    Location of Tashan Coal Mine.

  • View in gallery

    Rock stratum bar graph.

  • View in gallery

    Chamber dimensions.

  • View in gallery

    Coal sample preparation and test equipment.

  • View in gallery

    Uniaxial compression for coal sample. (a) Uniaxial compressive stress–strain curves; (b) Typical fracture characteristics of coal rock.

  • View in gallery

    Discrete process and element composition of the FDEM.

  • View in gallery

    Model of fracture propagation and parameter calibration. (a) Voronoi elements for the chamber; (b) Constitutive model; (c) Tests for calibrating the parameters.

  • View in gallery

    Element and grid mapping and the element contact relationship.

  • View in gallery

    Strain softening model of coal.

  • View in gallery

    Numerical model.

  • View in gallery
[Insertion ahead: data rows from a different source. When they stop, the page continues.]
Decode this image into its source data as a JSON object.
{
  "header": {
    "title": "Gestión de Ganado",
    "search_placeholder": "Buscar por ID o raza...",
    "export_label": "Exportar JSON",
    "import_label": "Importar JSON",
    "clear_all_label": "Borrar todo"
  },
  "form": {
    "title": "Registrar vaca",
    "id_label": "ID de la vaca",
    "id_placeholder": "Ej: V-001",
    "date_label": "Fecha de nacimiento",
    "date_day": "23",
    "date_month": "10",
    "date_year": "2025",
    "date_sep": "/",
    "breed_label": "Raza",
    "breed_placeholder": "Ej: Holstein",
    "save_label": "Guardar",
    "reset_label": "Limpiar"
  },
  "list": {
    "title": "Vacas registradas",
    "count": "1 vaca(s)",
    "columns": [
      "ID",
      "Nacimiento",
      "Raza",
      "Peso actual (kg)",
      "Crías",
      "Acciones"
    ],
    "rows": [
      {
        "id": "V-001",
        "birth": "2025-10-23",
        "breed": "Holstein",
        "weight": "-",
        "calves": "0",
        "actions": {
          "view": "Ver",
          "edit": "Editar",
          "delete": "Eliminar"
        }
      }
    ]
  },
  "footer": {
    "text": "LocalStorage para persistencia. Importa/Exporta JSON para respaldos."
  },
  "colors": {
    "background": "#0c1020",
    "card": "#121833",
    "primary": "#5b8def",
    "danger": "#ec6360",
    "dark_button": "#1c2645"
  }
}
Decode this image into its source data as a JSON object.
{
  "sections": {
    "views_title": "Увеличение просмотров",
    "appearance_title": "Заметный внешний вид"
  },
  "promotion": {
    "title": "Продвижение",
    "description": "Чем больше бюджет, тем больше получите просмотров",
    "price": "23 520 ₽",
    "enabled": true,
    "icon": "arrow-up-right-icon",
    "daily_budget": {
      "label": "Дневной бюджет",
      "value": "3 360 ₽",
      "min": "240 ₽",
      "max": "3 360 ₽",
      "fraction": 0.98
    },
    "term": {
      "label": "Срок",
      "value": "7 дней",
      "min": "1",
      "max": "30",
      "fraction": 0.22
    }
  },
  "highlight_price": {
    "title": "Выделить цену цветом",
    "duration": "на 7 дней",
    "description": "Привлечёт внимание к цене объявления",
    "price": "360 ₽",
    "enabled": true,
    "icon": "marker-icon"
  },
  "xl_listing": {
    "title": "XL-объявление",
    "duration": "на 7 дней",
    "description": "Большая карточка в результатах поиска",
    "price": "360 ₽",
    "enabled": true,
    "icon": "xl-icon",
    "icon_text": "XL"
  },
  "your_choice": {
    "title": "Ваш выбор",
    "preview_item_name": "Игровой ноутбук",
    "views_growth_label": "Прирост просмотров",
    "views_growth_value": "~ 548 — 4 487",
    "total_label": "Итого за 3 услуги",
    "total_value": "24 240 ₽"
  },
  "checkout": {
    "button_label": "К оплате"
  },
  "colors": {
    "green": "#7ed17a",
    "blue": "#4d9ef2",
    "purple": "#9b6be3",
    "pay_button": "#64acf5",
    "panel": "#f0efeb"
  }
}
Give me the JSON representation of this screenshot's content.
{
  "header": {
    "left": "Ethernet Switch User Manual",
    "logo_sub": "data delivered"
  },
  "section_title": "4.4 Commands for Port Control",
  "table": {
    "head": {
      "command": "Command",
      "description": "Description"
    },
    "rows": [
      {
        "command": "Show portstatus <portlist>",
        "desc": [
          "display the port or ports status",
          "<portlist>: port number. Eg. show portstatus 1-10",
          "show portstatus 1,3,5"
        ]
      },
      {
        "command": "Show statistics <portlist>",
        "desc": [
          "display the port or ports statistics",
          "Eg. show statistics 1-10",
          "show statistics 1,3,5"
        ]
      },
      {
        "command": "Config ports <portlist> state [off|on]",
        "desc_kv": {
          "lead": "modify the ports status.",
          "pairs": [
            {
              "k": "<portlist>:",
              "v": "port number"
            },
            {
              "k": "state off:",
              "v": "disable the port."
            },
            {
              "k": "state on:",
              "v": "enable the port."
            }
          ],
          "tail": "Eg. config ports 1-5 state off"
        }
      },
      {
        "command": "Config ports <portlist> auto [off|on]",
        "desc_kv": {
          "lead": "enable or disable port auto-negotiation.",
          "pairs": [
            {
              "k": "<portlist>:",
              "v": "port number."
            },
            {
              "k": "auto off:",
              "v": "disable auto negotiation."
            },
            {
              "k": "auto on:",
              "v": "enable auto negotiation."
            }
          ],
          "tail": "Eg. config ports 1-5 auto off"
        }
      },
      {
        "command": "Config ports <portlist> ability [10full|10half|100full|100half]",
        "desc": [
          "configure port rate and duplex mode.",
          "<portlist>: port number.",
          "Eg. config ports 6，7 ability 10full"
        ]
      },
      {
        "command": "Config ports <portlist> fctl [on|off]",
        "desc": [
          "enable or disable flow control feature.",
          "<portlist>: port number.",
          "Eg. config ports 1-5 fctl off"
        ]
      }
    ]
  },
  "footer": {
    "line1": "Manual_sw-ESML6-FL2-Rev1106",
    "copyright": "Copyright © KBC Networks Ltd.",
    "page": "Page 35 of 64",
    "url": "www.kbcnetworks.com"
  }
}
    Rib spalling mechanism in the two ribs. (a) Cracks in the ribs; (b) Failure model; (c) Development characteristics of the cracks; (d) Rib spalling.

  • View in gallery

    Mechanism of roof separation. (a) Cracks in the roof; (b) Failure model; (c) Development characteristics of the cracks; (d) Rib separation.

  • View in gallery

    Effect of bolt spacing on cracks in the surrounding rock of the chamber. (a) 1.5 m; (b) 1.2 m; (c) 0.9 m; (d) 0.6 m.

  • View in gallery

    Grouting diffusion range.

  • View in gallery

    Development of cracks in the surrounding rock of the chamber after grouting.

  • View in gallery

    Deformation of the surrounding rock of the chamber.